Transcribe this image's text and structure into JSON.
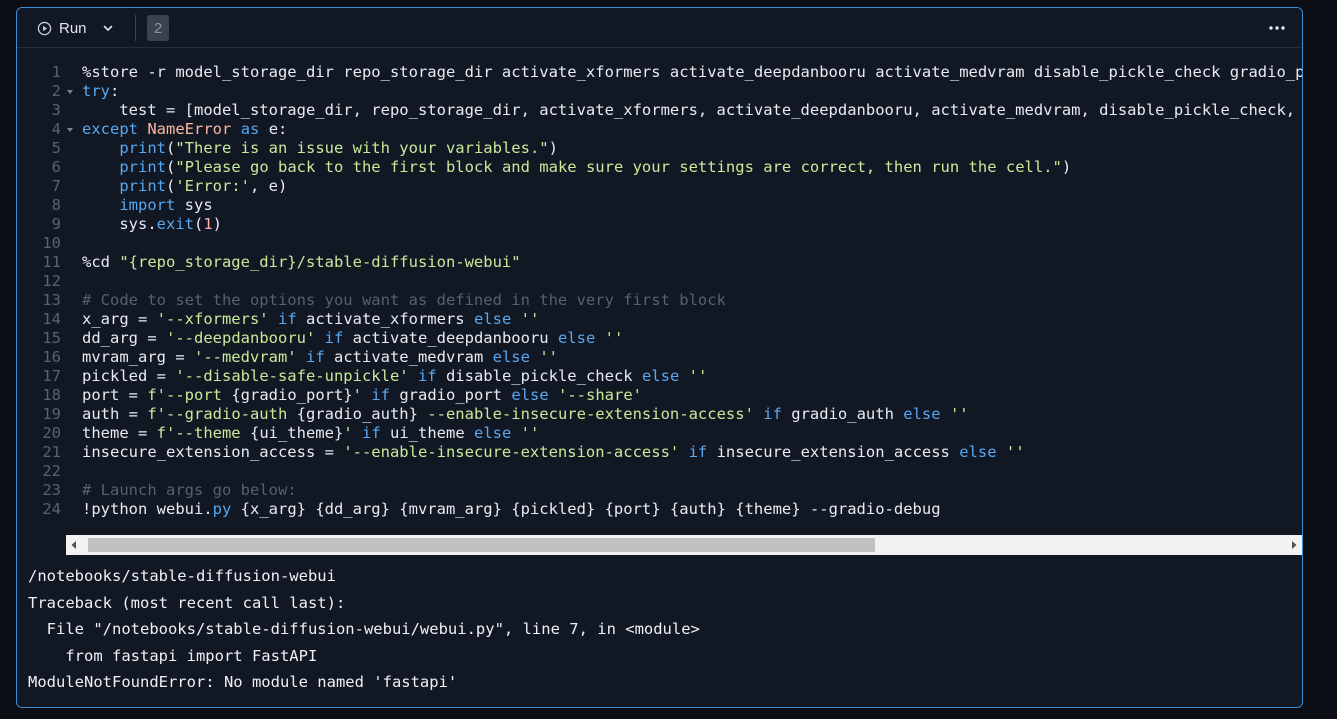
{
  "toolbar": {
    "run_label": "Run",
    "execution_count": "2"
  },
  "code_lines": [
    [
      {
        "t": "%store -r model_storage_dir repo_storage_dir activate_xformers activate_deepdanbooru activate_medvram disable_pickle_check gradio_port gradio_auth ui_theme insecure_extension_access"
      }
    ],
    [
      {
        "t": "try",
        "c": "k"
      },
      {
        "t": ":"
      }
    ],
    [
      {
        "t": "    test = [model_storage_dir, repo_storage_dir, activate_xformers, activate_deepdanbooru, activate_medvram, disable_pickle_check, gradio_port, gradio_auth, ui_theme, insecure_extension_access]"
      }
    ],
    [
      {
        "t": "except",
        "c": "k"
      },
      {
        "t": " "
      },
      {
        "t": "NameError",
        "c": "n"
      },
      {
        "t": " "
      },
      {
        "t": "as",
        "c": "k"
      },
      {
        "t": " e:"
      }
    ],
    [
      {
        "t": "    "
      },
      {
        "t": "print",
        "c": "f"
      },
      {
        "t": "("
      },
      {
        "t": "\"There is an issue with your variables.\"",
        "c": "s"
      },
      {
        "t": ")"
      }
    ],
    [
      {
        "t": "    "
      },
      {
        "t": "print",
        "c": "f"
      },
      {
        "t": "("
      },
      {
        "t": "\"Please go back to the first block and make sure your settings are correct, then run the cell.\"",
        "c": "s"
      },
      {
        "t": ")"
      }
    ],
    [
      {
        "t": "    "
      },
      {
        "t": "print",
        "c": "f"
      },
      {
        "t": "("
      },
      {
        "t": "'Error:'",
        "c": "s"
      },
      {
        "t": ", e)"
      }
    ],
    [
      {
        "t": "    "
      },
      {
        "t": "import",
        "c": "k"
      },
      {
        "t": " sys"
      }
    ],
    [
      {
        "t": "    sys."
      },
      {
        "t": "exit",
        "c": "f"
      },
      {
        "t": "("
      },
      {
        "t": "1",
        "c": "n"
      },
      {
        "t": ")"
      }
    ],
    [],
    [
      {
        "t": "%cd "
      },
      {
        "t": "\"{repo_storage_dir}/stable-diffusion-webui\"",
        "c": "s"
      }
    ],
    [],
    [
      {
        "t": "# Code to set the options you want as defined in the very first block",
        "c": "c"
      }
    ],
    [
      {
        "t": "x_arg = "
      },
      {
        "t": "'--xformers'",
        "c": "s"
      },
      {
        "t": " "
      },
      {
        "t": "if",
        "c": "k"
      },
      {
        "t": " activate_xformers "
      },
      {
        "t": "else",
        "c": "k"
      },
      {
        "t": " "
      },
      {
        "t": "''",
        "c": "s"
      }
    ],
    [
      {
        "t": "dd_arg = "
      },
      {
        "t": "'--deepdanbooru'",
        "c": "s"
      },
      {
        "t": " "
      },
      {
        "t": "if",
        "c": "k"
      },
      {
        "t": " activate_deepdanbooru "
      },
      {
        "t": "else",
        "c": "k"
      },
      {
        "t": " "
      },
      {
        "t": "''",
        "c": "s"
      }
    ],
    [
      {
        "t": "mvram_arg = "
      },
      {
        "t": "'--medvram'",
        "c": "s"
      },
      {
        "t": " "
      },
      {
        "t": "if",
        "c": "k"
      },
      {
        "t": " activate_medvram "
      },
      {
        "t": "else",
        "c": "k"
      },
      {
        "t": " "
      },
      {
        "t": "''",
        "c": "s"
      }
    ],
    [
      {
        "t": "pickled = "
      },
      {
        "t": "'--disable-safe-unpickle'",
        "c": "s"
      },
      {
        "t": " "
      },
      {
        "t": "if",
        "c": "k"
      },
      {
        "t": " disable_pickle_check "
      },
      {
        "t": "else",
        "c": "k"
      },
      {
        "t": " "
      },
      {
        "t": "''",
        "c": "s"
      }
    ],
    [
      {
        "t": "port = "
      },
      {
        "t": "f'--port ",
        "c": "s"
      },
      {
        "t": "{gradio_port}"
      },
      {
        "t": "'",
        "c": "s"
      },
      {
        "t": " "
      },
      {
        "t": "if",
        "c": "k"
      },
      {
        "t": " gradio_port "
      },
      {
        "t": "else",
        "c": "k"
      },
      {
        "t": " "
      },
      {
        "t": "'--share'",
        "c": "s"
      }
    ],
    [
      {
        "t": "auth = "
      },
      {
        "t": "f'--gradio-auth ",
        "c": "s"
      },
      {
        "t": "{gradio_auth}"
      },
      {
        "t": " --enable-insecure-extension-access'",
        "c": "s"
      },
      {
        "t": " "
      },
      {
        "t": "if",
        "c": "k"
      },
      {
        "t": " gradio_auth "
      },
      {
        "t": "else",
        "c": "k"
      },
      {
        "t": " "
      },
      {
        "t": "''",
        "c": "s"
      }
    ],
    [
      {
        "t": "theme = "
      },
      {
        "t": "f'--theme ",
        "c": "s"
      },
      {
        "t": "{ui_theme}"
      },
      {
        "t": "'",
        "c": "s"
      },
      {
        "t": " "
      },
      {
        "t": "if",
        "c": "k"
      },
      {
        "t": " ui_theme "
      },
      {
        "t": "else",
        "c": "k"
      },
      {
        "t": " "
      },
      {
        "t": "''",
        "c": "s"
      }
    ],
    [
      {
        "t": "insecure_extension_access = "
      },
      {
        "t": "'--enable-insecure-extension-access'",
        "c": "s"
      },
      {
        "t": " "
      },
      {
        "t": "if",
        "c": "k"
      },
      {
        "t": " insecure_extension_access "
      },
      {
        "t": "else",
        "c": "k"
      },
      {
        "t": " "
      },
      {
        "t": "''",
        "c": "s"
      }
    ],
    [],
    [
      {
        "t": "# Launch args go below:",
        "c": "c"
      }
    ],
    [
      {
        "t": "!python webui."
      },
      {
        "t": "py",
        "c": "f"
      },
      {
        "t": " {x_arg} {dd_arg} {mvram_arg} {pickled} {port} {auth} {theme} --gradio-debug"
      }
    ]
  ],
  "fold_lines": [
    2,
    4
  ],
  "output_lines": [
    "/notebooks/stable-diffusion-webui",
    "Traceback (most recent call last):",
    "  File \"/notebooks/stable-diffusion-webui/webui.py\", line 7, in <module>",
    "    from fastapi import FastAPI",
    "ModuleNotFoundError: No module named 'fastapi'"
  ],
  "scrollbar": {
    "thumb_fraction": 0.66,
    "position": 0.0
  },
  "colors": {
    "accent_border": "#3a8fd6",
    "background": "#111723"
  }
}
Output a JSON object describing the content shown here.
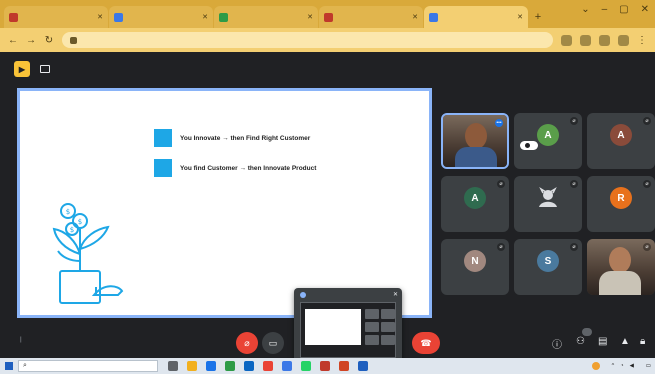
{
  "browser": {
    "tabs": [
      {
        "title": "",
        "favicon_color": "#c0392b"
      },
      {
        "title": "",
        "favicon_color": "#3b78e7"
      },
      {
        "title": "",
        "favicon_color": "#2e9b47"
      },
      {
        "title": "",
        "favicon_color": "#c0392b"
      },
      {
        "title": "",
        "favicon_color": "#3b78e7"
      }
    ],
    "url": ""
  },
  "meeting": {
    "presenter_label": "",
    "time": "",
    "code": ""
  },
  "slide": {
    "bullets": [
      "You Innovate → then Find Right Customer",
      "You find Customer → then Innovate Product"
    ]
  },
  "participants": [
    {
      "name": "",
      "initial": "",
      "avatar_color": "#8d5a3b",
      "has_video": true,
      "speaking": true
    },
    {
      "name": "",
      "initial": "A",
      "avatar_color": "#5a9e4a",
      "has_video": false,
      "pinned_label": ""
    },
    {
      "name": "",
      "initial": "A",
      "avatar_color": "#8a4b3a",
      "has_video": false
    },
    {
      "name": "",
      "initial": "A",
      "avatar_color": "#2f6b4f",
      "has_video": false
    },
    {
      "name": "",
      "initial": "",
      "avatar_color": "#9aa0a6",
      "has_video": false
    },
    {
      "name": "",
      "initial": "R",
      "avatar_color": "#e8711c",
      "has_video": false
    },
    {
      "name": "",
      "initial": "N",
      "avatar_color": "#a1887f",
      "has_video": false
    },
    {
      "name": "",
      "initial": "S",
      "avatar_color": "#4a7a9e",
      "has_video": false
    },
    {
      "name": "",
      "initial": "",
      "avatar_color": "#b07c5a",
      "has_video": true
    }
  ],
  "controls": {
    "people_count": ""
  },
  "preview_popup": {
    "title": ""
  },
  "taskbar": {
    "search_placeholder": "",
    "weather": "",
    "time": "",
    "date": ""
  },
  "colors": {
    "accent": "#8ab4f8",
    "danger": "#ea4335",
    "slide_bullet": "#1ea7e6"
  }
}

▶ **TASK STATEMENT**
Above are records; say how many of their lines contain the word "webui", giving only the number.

▶ **EXERCISE RESULT**
4